- [Exercise description]:
Scan the entries for lines with the word "Version", then copy those lines.

(Element data from apps and pages)
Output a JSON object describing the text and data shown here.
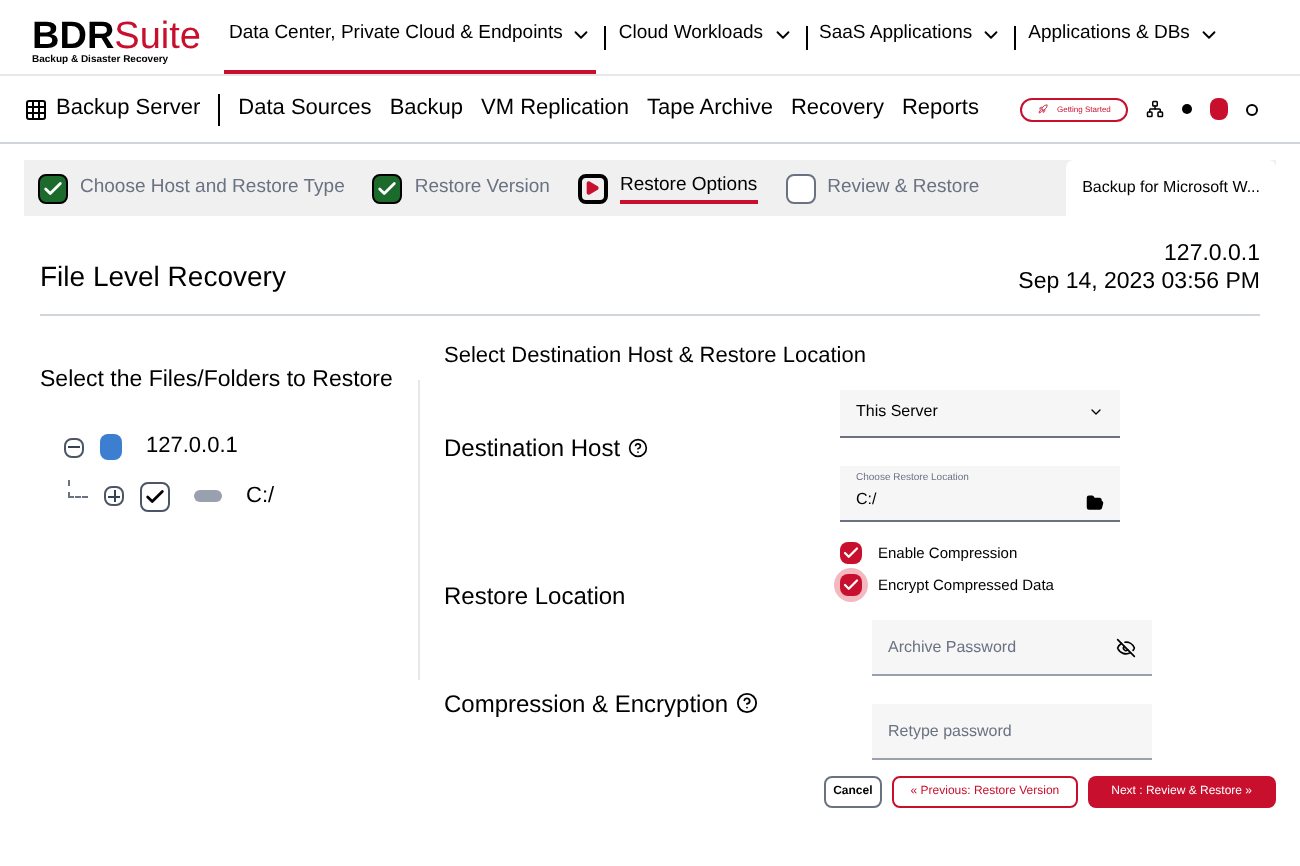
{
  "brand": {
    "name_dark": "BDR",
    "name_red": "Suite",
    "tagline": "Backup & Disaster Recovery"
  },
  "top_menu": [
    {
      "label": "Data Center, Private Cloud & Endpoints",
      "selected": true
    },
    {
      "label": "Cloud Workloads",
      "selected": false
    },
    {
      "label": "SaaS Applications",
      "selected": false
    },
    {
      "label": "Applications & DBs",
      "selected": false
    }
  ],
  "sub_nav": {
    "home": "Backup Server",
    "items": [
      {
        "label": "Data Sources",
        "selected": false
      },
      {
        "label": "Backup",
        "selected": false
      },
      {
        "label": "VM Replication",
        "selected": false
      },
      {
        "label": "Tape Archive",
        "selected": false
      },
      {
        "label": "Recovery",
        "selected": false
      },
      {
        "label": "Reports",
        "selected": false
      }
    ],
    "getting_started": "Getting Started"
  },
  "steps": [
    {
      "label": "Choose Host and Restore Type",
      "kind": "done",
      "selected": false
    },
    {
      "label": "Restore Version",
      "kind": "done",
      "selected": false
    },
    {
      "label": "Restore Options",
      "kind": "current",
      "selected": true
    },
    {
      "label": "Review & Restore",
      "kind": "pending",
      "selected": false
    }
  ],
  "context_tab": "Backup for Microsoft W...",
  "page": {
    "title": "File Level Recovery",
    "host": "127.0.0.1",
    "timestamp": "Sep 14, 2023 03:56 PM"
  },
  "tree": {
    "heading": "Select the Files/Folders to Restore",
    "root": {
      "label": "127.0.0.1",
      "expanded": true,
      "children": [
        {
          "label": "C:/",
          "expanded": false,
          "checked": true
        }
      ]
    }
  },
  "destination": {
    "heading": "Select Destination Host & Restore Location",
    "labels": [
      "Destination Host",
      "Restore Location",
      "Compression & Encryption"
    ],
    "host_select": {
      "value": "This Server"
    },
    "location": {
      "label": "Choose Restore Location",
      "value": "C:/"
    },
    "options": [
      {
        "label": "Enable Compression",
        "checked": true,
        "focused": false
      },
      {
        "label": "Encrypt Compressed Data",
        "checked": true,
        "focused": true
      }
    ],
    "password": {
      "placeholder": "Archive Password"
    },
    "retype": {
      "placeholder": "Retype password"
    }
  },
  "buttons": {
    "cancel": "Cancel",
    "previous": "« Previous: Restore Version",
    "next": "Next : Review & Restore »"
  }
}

- [Task output]:
      "label": "Restore Version",
    "previous": "« Previous: Restore Version",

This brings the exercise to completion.